Just about every day in the bloggernacle, church correlation gets a black eye and a fat lip. Whenever the conversation turns to church manuals, CES, the role of women, insipid gospel doctrine lessons, or snore-inducing talks in sacrament meeting, correlation gets put on the ropes where it receives yet another beating. If this were a heavyweight fight, the referee would have stopped it long ago on humanitarian grounds. I come not to bury correlation, but to praise it. Tempting though it may be to chafe under the heavy, oppressive hand of Big Brother from Salt Lake City, I think there are at least two good reasons to look on the bright side.
First, the process of simplifying and streamlining that we call correlation enabled the church to grow more rapidly than it otherwise would have. The church finally realized that it was not going to be able to replicate the Salt Lake City 148th ward everywhere in the world, so it had to identify what is essential and what could be dropped. Once the church program was finally whittled down to a manageable size, it was agile enough to move quickly and sufficiently simply that brand new members could take responsibility for their own wards and branches, with only minimal training. This is how Kathleen Flake expressed it, in her interview for The Mormons:

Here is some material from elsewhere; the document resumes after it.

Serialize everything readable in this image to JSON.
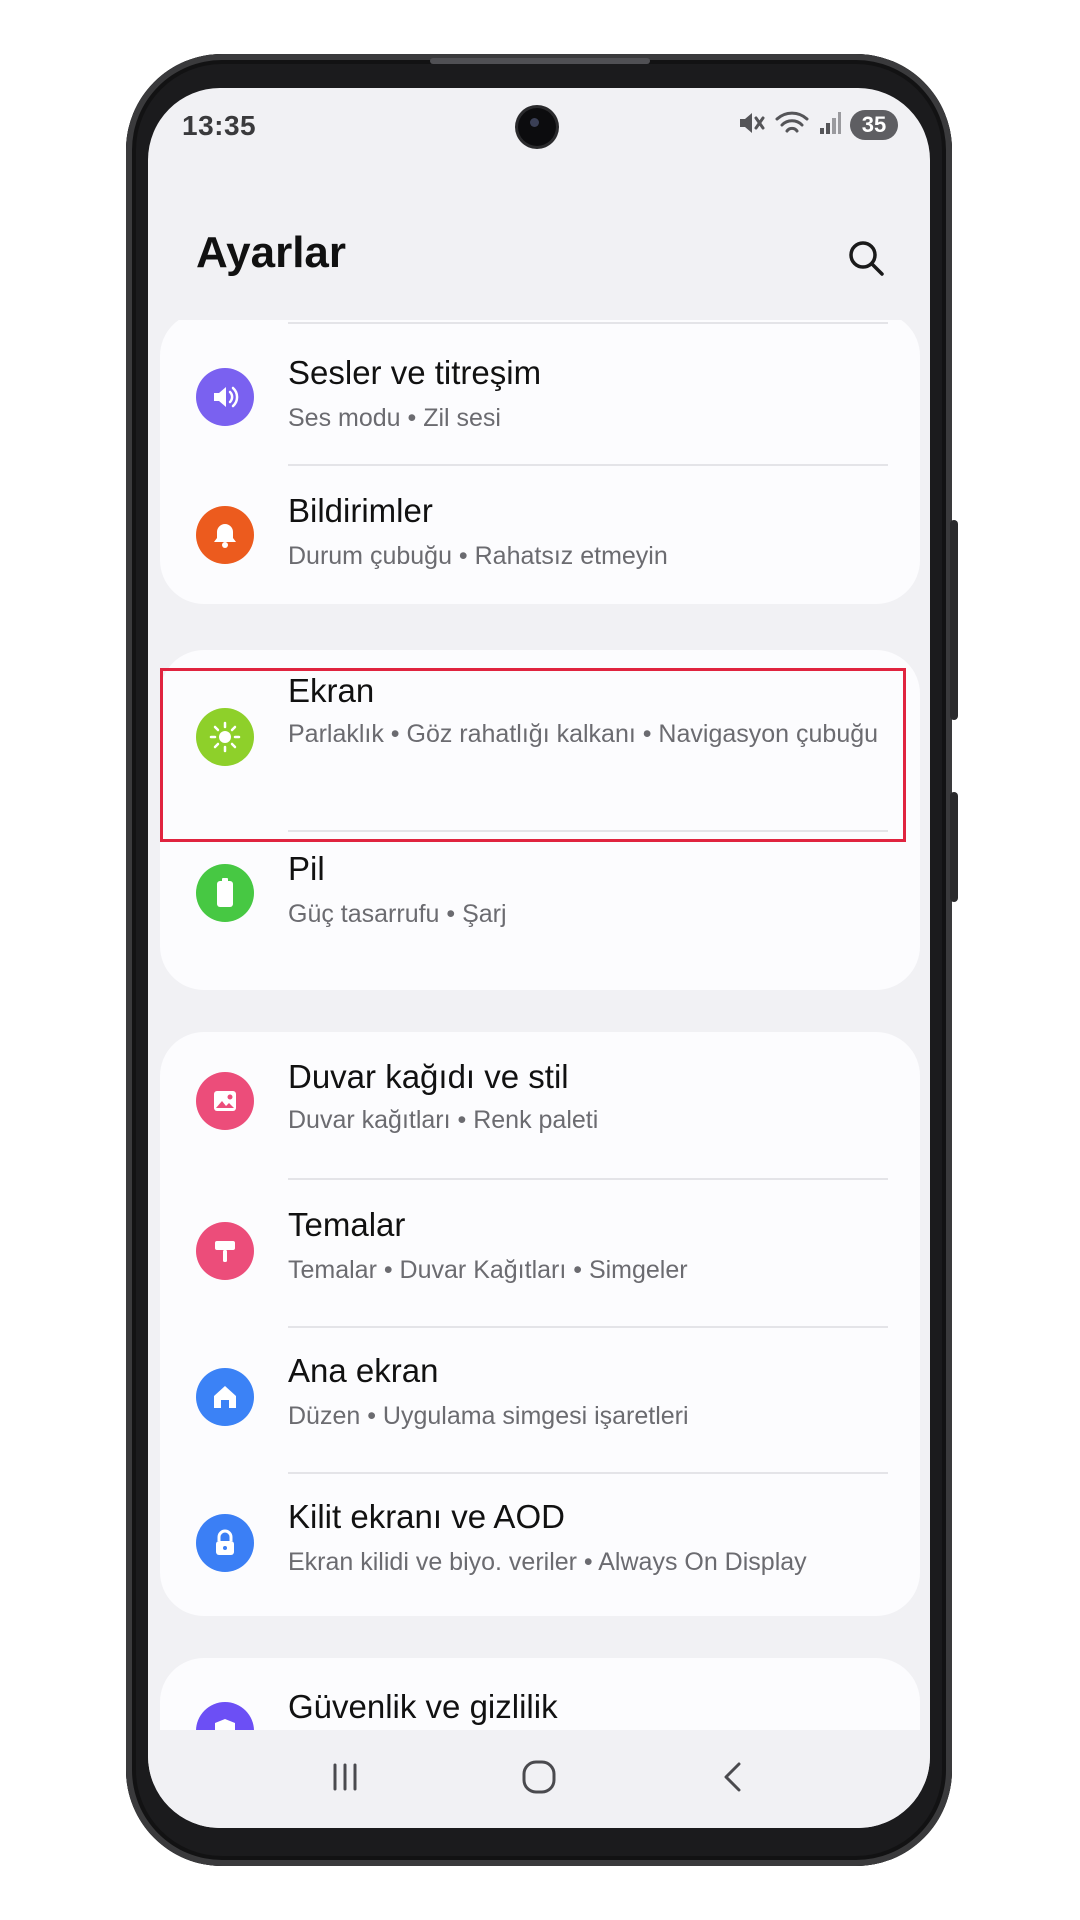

“I got a master’s in liturgical studies from Catholic University, and as I studied 2,000 years of Catholicism’s missionary efforts from the point of view of their liturgy, it was only then that I realized how lightly Mormonism travels, how little it takes to create a Mormon congregation and sustain it, because remember, it’s lay leadership. Lay leadership is one of the untold stories of this church. If you want to know how it travels and how it roots to indigenous cultures, you have to look at the extent to which indigenous peoples are given control of local worship.
So all this talk about hierarchy and control and power and making people do things misses this point that leadership in Mongolia is Mongolian. And yes, Salt Lake City will say: “Tithings are 10 percent. You can’t charge 5 percent; you can’t charge 20 percent.” But the other story of 20th-century Mormonism that doesn’t get told is the extent to which they do not feel in control. They’re perceived to be this juggernaut of organization, but internally, my guess is they have all their fingers in the dike…..”
I think she is right. Mormonism will always have a strong and centralized hierarchy, given our belief in prophets and authority from God. But it also appears anxious to devolve power away from the Church Office Building.
My second argument has to do with group cohesion and community building. I have attended LDS services in four different countries, and I have always felt at home. There was an instant sense of familiarity that I think has real value. Many of us here might wish that church teachers had a somewhat freer hand, but we would do well to consider that when we all learn from the same manual, we have a sense of solidarity with our brothers and sisters everywhere in the world.
Yi-Fu Tuan is an anthropologist at the University of Wisconsin. He has spent his career studying why groups succeed and fail. In his book Escapism, he wrote:
“If a small vocabulary and the frequent use of clichÃ©s promote understanding and communal solidarity, the achievement of verbal-intellectual sophistication can have the opposite effect. The more people know and the more subtle they are at expressing what they know, the fewer listeners there will be and the more isolated individuals will feel, not only at large but also among colleagues and co-workers.”
In Virginia Postrel’s review of the book, she remarked:
“Although Tuan is talking about scholarly communities, the same phenomenon can be found in…religious groups. There are strong communal rewards for sticking to relatively simple, widely shared language (and the simple, widely shared beliefs it implies).”
I find that argument entirely persuasive, and I think it behooves us to sometimes hold our own needs and desires in abeyance for the sake of Zion building. Which brings me to my own difficulty with correlation, and it does not stem from standardized lesson manuals or the loss of independent auxiliaries. As a deacon, my testimony took shape as I worked side by side with adults on the church welfare farm. It was wonderful – several hundred men and women, saints and ain’ts, assembled at 6:00 a.m. on a Saturday morning to labor together in a glorious riot of untrained, cooperative effort, crawling on our hands and knees for hours, picking green beans on behalf of people we didn’t know. What could be more Mormon? Those experiences engendered a sense of kinship that endures to this day, and those people will always be my people. The welfare farms were a casualty of correlation. Sure, I understand that agricultural land is prohibitively expensive, and the farms were inefficient, and they sometimes caused us to run afoul of local tax regulations. I say, so what – what is money? Mere lucre, in exchange for a piece of my soul.